TPP would cover 40 percent of global GDP and a third of world trade, and include the fastest growing consumer population in the world.
Image : USTR
Once completed, TTIP will be the biggest bilateral trade deal ever negotiated, totaling nearly $1 trillion a year and eclipsing even the TPP.
The agreement sets high standards for harmonizing regulatory requirements, increasing transparency, and maintaining robust health, safety, and environmental protections.
The US and EU have participated in eight rounds of formal negotiations, dividing time between the Washington area and Brussels.
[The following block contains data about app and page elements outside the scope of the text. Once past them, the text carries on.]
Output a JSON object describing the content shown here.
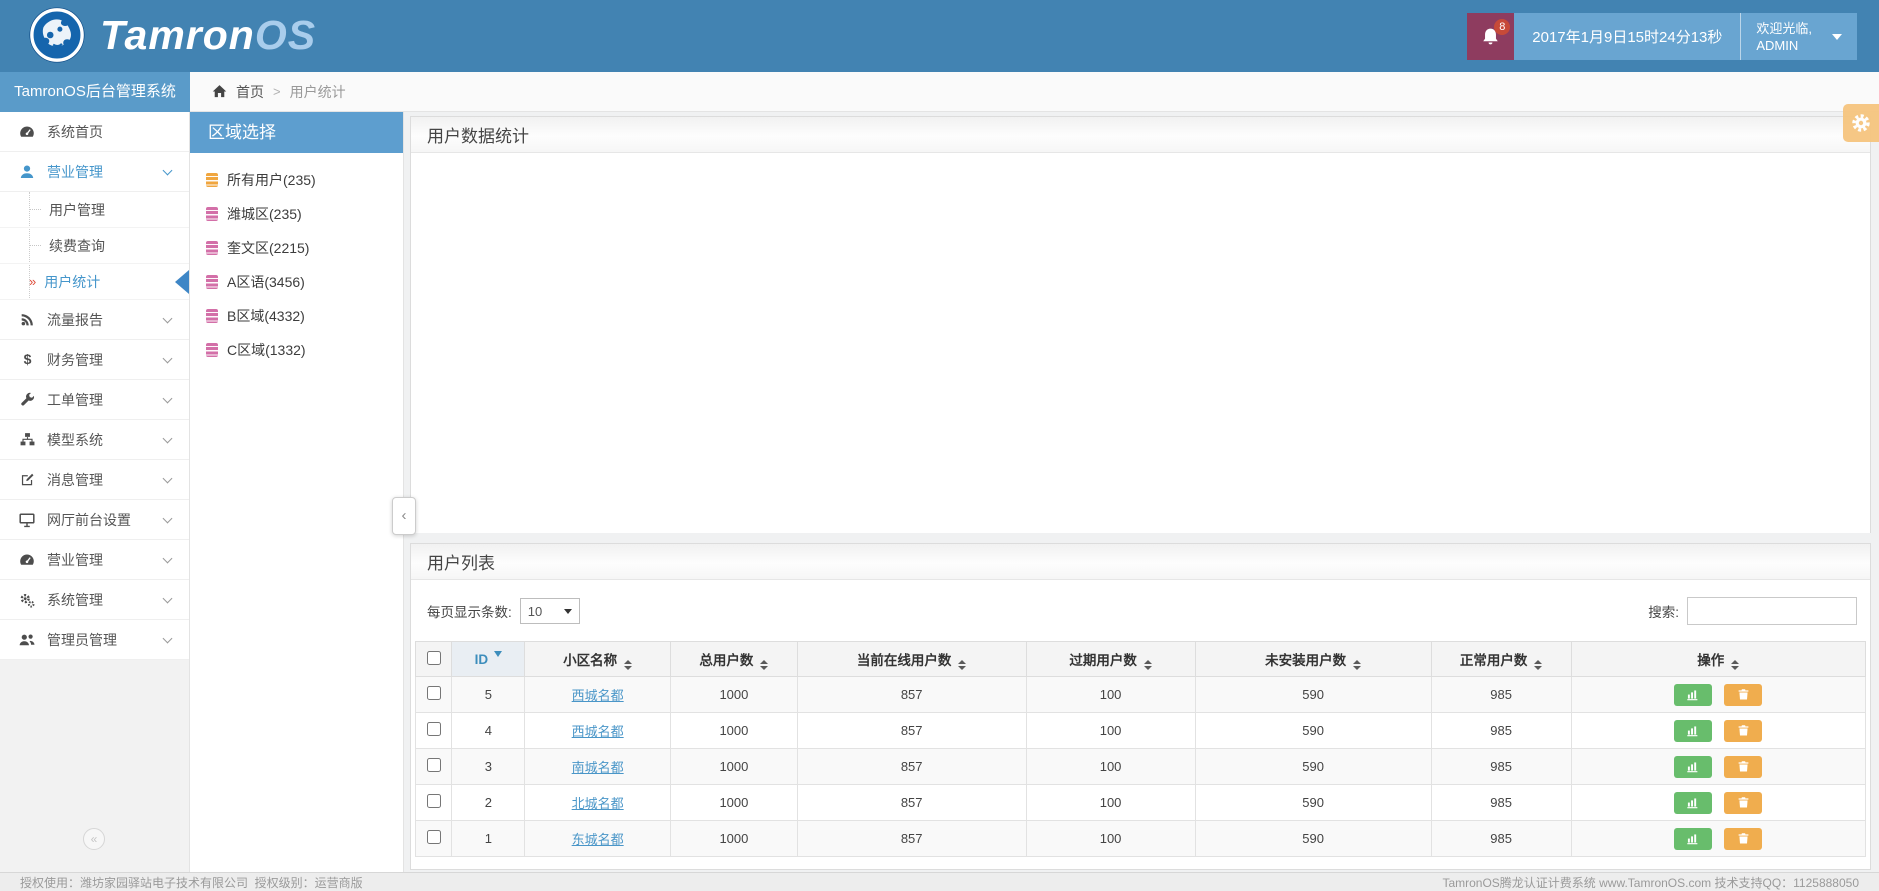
{
  "brand": {
    "logo_primary": "Tamron",
    "logo_secondary": "OS",
    "app_title": "TamronOS后台管理系统"
  },
  "header": {
    "notification_count": "8",
    "datetime": "2017年1月9日15时24分13秒",
    "welcome_line": "欢迎光临,",
    "username": "ADMIN"
  },
  "breadcrumb": {
    "home_label": "首页",
    "separator": ">",
    "current": "用户统计"
  },
  "sidebar": {
    "items": [
      {
        "label": "系统首页",
        "icon": "dashboard-icon"
      },
      {
        "label": "营业管理",
        "icon": "user-icon",
        "expanded": true,
        "children": [
          {
            "label": "用户管理"
          },
          {
            "label": "续费查询"
          },
          {
            "label": "用户统计",
            "active": true
          }
        ]
      },
      {
        "label": "流量报告",
        "icon": "rss-icon"
      },
      {
        "label": "财务管理",
        "icon": "dollar-icon"
      },
      {
        "label": "工单管理",
        "icon": "wrench-icon"
      },
      {
        "label": "模型系统",
        "icon": "sitemap-icon"
      },
      {
        "label": "消息管理",
        "icon": "edit-icon"
      },
      {
        "label": "网厅前台设置",
        "icon": "desktop-icon"
      },
      {
        "label": "营业管理",
        "icon": "dashboard-icon"
      },
      {
        "label": "系统管理",
        "icon": "gears-icon"
      },
      {
        "label": "管理员管理",
        "icon": "users-icon"
      }
    ]
  },
  "region_panel": {
    "title": "区域选择",
    "items": [
      {
        "label": "所有用户(235)",
        "icon_color": "#f0a63f"
      },
      {
        "label": "潍城区(235)",
        "icon_color": "#d36fa8"
      },
      {
        "label": "奎文区(2215)",
        "icon_color": "#d36fa8"
      },
      {
        "label": "A区语(3456)",
        "icon_color": "#d36fa8"
      },
      {
        "label": "B区域(4332)",
        "icon_color": "#d36fa8"
      },
      {
        "label": "C区域(1332)",
        "icon_color": "#d36fa8"
      }
    ]
  },
  "stats_panel": {
    "title": "用户数据统计"
  },
  "list_panel": {
    "title": "用户列表",
    "per_page_label": "每页显示条数:",
    "per_page_value": "10",
    "search_label": "搜索:"
  },
  "table": {
    "columns": [
      {
        "key": "select",
        "label": "",
        "type": "checkbox",
        "width": "2.5%"
      },
      {
        "key": "id",
        "label": "ID",
        "width": "5%",
        "sorted": "desc"
      },
      {
        "key": "name",
        "label": "小区名称",
        "width": "10%",
        "sortable": true
      },
      {
        "key": "total",
        "label": "总用户数",
        "width": "8.7%",
        "sortable": true
      },
      {
        "key": "online",
        "label": "当前在线用户数",
        "width": "15.7%",
        "sortable": true
      },
      {
        "key": "expired",
        "label": "过期用户数",
        "width": "11.6%",
        "sortable": true
      },
      {
        "key": "uninstalled",
        "label": "未安装用户数",
        "width": "16.2%",
        "sortable": true
      },
      {
        "key": "normal",
        "label": "正常用户数",
        "width": "9.6%",
        "sortable": true
      },
      {
        "key": "actions",
        "label": "操作",
        "width": "20.2%",
        "sortable": true
      }
    ],
    "rows": [
      {
        "id": "5",
        "name": "西城名都",
        "total": "1000",
        "online": "857",
        "expired": "100",
        "uninstalled": "590",
        "normal": "985"
      },
      {
        "id": "4",
        "name": "西城名都",
        "total": "1000",
        "online": "857",
        "expired": "100",
        "uninstalled": "590",
        "normal": "985"
      },
      {
        "id": "3",
        "name": "南城名都",
        "total": "1000",
        "online": "857",
        "expired": "100",
        "uninstalled": "590",
        "normal": "985"
      },
      {
        "id": "2",
        "name": "北城名都",
        "total": "1000",
        "online": "857",
        "expired": "100",
        "uninstalled": "590",
        "normal": "985"
      },
      {
        "id": "1",
        "name": "东城名都",
        "total": "1000",
        "online": "857",
        "expired": "100",
        "uninstalled": "590",
        "normal": "985"
      }
    ]
  },
  "footer": {
    "left": "授权使用：潍坊家园驿站电子技术有限公司  授权级别：运营商版",
    "right": "TamronOS腾龙认证计费系统 www.TamronOS.com 技术支持QQ：1125888050"
  },
  "colors": {
    "header_blue": "#4283b2",
    "band_blue": "#5a9bc9",
    "region_header_blue": "#5d9ecf",
    "notification_maroon": "#8e3c5f",
    "userbar_blue": "#69a5d1",
    "accent_blue": "#4596cb",
    "link_blue": "#4a96c8",
    "green_button": "#68bd6c",
    "orange_button": "#f0ad4e",
    "gear_orange": "#f6c57f",
    "active_marker_red": "#dd4b39"
  }
}
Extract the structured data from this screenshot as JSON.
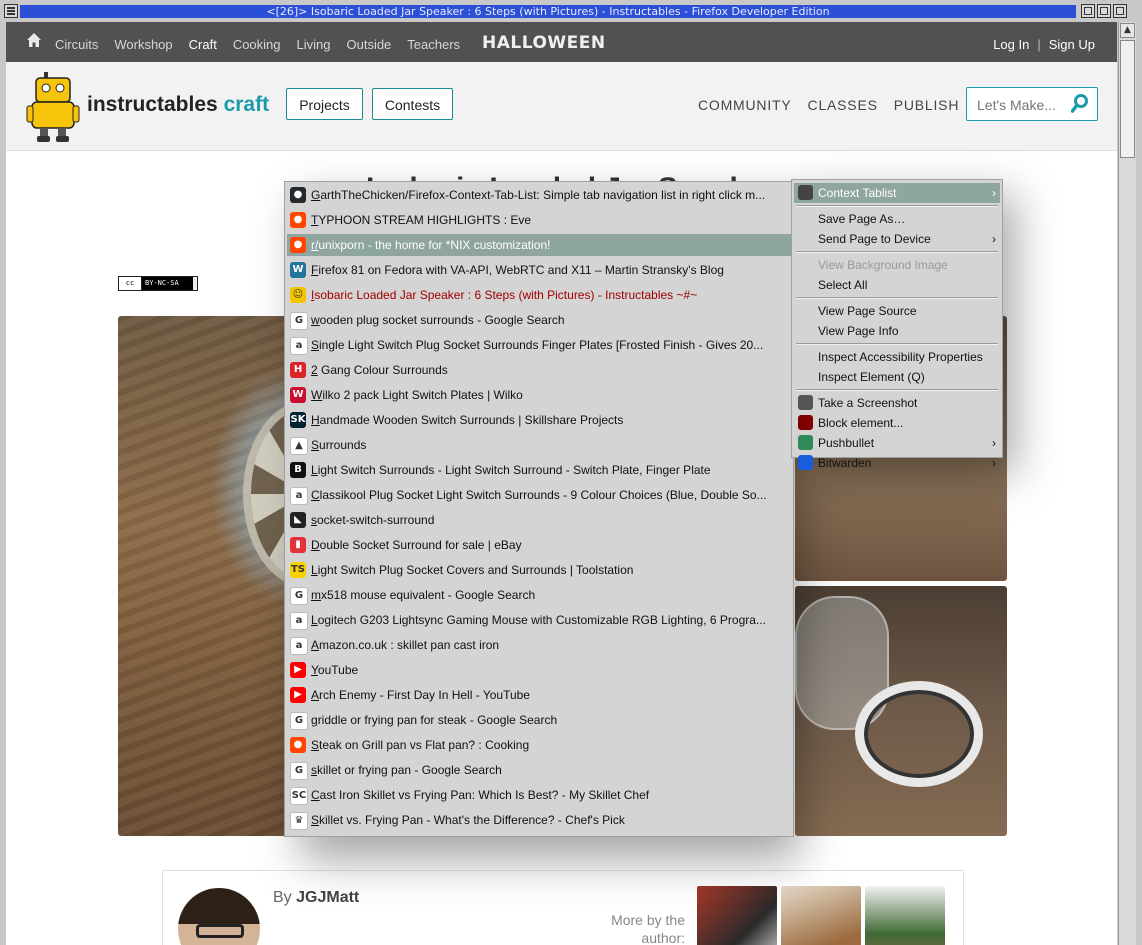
{
  "window": {
    "title": "<[26]> Isobaric Loaded Jar Speaker : 6 Steps (with Pictures) - Instructables - Firefox Developer Edition"
  },
  "site": {
    "nav": {
      "home_icon": "home-icon",
      "categories": [
        "Circuits",
        "Workshop",
        "Craft",
        "Cooking",
        "Living",
        "Outside",
        "Teachers"
      ],
      "active_category": "Craft",
      "promo": "HALLOWEEN",
      "login": "Log In",
      "separator": "|",
      "signup": "Sign Up"
    },
    "header": {
      "brand_main": "instructables",
      "brand_sub": "craft",
      "projects_button": "Projects",
      "contests_button": "Contests",
      "links": [
        "COMMUNITY",
        "CLASSES",
        "PUBLISH"
      ],
      "search_placeholder": "Let's Make..."
    },
    "article": {
      "title_partial": "Isobaric Loaded Jar Speaker",
      "license_badge": "BY-NC-SA",
      "license_cc": "cc"
    },
    "author": {
      "by": "By",
      "name": "JGJMatt",
      "more_by": "More by the author:"
    }
  },
  "tablist": {
    "items": [
      {
        "favicon": "github-icon",
        "color": "#24292e",
        "glyph": "●",
        "label": "GarthTheChicken/Firefox-Context-Tab-List: Simple tab navigation list in right click m..."
      },
      {
        "favicon": "reddit-icon",
        "color": "#ff4500",
        "glyph": "●",
        "label": "TYPHOON STREAM HIGHLIGHTS : Eve"
      },
      {
        "favicon": "reddit-icon",
        "color": "#ff4500",
        "glyph": "●",
        "label": "r/unixporn - the home for *NIX customization!",
        "highlight": true
      },
      {
        "favicon": "wordpress-icon",
        "color": "#21759b",
        "glyph": "W",
        "label": "Firefox 81 on Fedora with VA-API, WebRTC and X11 – Martin Stransky's Blog"
      },
      {
        "favicon": "instructables-icon",
        "color": "#f5c400",
        "glyph": "☺",
        "label": "Isobaric Loaded Jar Speaker : 6 Steps (with Pictures) - Instructables ~#~",
        "current": true
      },
      {
        "favicon": "google-icon",
        "color": "#ffffff",
        "glyph": "G",
        "label": "wooden plug socket surrounds - Google Search"
      },
      {
        "favicon": "amazon-icon",
        "color": "#ffffff",
        "glyph": "a",
        "label": "Single Light Switch Plug Socket Surrounds Finger Plates [Frosted Finish - Gives 20..."
      },
      {
        "favicon": "hamilton-icon",
        "color": "#d9252a",
        "glyph": "H",
        "label": "2 Gang Colour Surrounds"
      },
      {
        "favicon": "wilko-icon",
        "color": "#c8102e",
        "glyph": "W",
        "label": "Wilko 2 pack Light Switch Plates | Wilko"
      },
      {
        "favicon": "skillshare-icon",
        "color": "#002333",
        "glyph": "SK",
        "label": "Handmade Wooden Switch Surrounds | Skillshare Projects"
      },
      {
        "favicon": "generic-site-icon",
        "color": "#ffffff",
        "glyph": "▲",
        "label": "Surrounds"
      },
      {
        "favicon": "b-icon",
        "color": "#111111",
        "glyph": "B",
        "label": "Light Switch Surrounds - Light Switch Surround - Switch Plate, Finger Plate"
      },
      {
        "favicon": "amazon-icon",
        "color": "#ffffff",
        "glyph": "a",
        "label": "Classikool Plug Socket  Light Switch Surrounds - 9 Colour Choices (Blue, Double So..."
      },
      {
        "favicon": "generic-dark-icon",
        "color": "#222222",
        "glyph": "◣",
        "label": "socket-switch-surround"
      },
      {
        "favicon": "ebay-icon",
        "color": "#e53238",
        "glyph": "▮",
        "label": "Double Socket Surround for sale | eBay"
      },
      {
        "favicon": "toolstation-icon",
        "color": "#f8d100",
        "glyph": "TS",
        "label": "Light Switch  Plug Socket Covers and Surrounds | Toolstation"
      },
      {
        "favicon": "google-icon",
        "color": "#ffffff",
        "glyph": "G",
        "label": "mx518 mouse equivalent - Google Search"
      },
      {
        "favicon": "amazon-icon",
        "color": "#ffffff",
        "glyph": "a",
        "label": "Logitech G203 Lightsync Gaming Mouse with Customizable RGB Lighting, 6 Progra..."
      },
      {
        "favicon": "amazon-icon",
        "color": "#ffffff",
        "glyph": "a",
        "label": "Amazon.co.uk : skillet pan cast iron"
      },
      {
        "favicon": "youtube-icon",
        "color": "#ff0000",
        "glyph": "▶",
        "label": "YouTube"
      },
      {
        "favicon": "youtube-icon",
        "color": "#ff0000",
        "glyph": "▶",
        "label": "Arch Enemy - First Day In Hell - YouTube"
      },
      {
        "favicon": "google-icon",
        "color": "#ffffff",
        "glyph": "G",
        "label": "griddle or frying pan for steak - Google Search"
      },
      {
        "favicon": "reddit-icon",
        "color": "#ff4500",
        "glyph": "●",
        "label": "Steak on Grill pan vs Flat pan? : Cooking"
      },
      {
        "favicon": "google-icon",
        "color": "#ffffff",
        "glyph": "G",
        "label": "skillet or frying pan - Google Search"
      },
      {
        "favicon": "skilletchef-icon",
        "color": "#ffffff",
        "glyph": "SC",
        "label": "Cast Iron Skillet vs Frying Pan: Which Is Best? - My Skillet Chef"
      },
      {
        "favicon": "chefspick-icon",
        "color": "#ffffff",
        "glyph": "♛",
        "label": "Skillet vs. Frying Pan - What's the Difference? - Chef's Pick"
      }
    ]
  },
  "context_menu": {
    "items": [
      {
        "label": "Context Tablist",
        "icon": "tablist-icon",
        "submenu": true,
        "highlight": true
      },
      {
        "separator": true
      },
      {
        "label": "Save Page As…"
      },
      {
        "label": "Send Page to Device",
        "submenu": true
      },
      {
        "separator": true
      },
      {
        "label": "View Background Image",
        "disabled": true
      },
      {
        "label": "Select All"
      },
      {
        "separator": true
      },
      {
        "label": "View Page Source"
      },
      {
        "label": "View Page Info"
      },
      {
        "separator": true
      },
      {
        "label": "Inspect Accessibility Properties"
      },
      {
        "label": "Inspect Element (Q)"
      },
      {
        "separator": true
      },
      {
        "label": "Take a Screenshot",
        "icon": "screenshot-icon"
      },
      {
        "label": "Block element...",
        "icon": "ublock-icon"
      },
      {
        "label": "Pushbullet",
        "icon": "pushbullet-icon",
        "submenu": true
      },
      {
        "label": "Bitwarden",
        "icon": "bitwarden-icon",
        "submenu": true
      }
    ]
  }
}
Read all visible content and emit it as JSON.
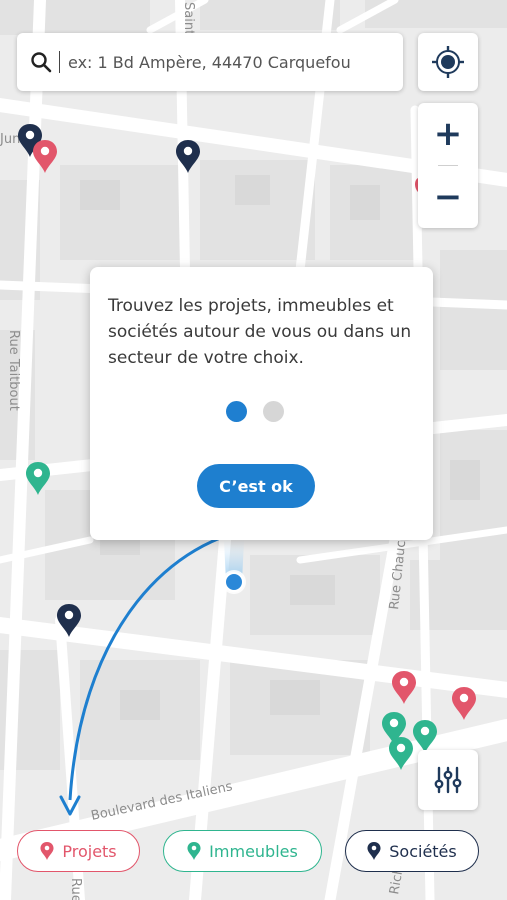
{
  "search": {
    "placeholder": "ex: 1 Bd Ampère, 44470 Carquefou"
  },
  "map": {
    "street_labels": {
      "rue_taitbout": "Rue Taitbout",
      "boulevard_italiens": "Boulevard des Italiens",
      "rue_chauchat": "Rue Chauchat",
      "rue_saint": "Saint-",
      "rue_richelieu": "Rich",
      "edge_rue": "Rue",
      "edge_jun": "Jun"
    }
  },
  "controls": {
    "zoom_in_label": "+",
    "zoom_out_label": "−"
  },
  "onboarding": {
    "message": "Trouvez les projets, immeubles et sociétés autour de vous ou dans un secteur de votre choix.",
    "ok_label": "C’est ok",
    "page": 1,
    "page_count": 2
  },
  "filters": {
    "projets": "Projets",
    "immeubles": "Immeubles",
    "societes": "Sociétés"
  },
  "colors": {
    "projets": "#e2566b",
    "immeubles": "#2fb58f",
    "societes": "#1f2f4d",
    "accent": "#1e7fcf"
  }
}
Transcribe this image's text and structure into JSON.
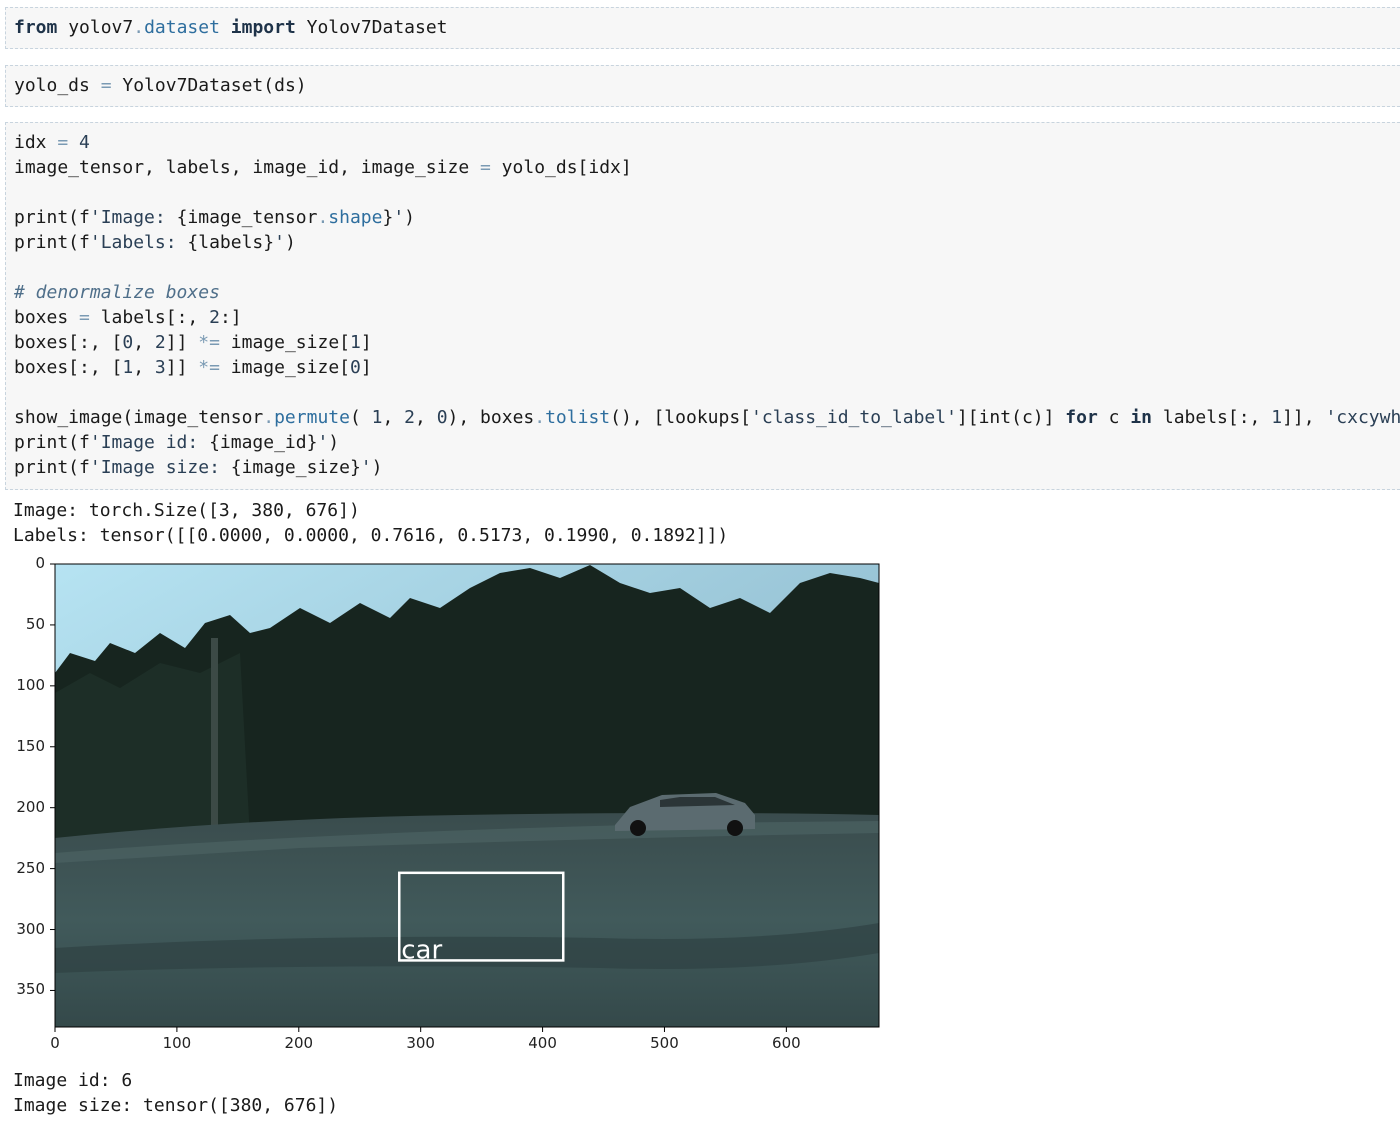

Negotiations are ongoing, and likely will not conclude before the end of 2015 at the earliest. Many on both sides of the Atlantic caution that the
TTIP must be concluded by early 2016, before US presidential election campaigning begins in earnest.
Transatlantic Trade and Investment Partnership
Image: The Economist
GSP is a non-reciprocal trade preference program that provides duty-free treatment for imports of specific products from designated countries, including India.
India was the biggest beneficiary of GSP in 2012, the last full year of its implementation.
$4.46 billion in GSP duty-free imports
$40.10 billion in total imports
GSP expired in 2013 and has not yet been renewed.
GSP renewal could be included as part of TPA legislation, or could proceed as part of a larger trade bill later this year.
Generalized System of Preferences
Trade Facilitation Agreement (TFA) The TFA aims to expedite the movement of goods across borders and includes
provisions for technical assistance and capacity-building.
It will enter into force once two-thirds of WTO members have ratified the agreement, which supporters hope will take place by the WTOs 10th Ministerial Conference in December 2015.
Environmental Goods Agreement (EGA) The EGA will liberalize trade in environmental goods, a market estimated at nearly $1
trillion annually, lowering the cost of environmental protection and supporting related innovation.
India is not currently a party to the EGA negotiations.
African Growth and Opportunity Act (AGOA) AGOA is a non-reciprocal trade preference program that provides duty-free treatment
for imports of specific products from eligible countries in Sub-Saharan Africa to the United States.
AGOA was first enacted in 2000. Current authorization for AGOA will expire on September 30, 2015. There is strong support in Congress for its renewal.
TFA, EGA, and AGOA
Trade Agreements. . .
. . . Open new markets to exported goods and services . . .
. . . Promote job creation and industrial sector expansion . . .
. . .Ease the movement of goods and services across borders. . .
. . . And increase economic interdependence, reducing conflict.
Ambassador Frank WisnerInternational Affairs Advisor+1 (212) firstname.lastname@example.org
Frank SamolisPartner+1 (202) email@example.com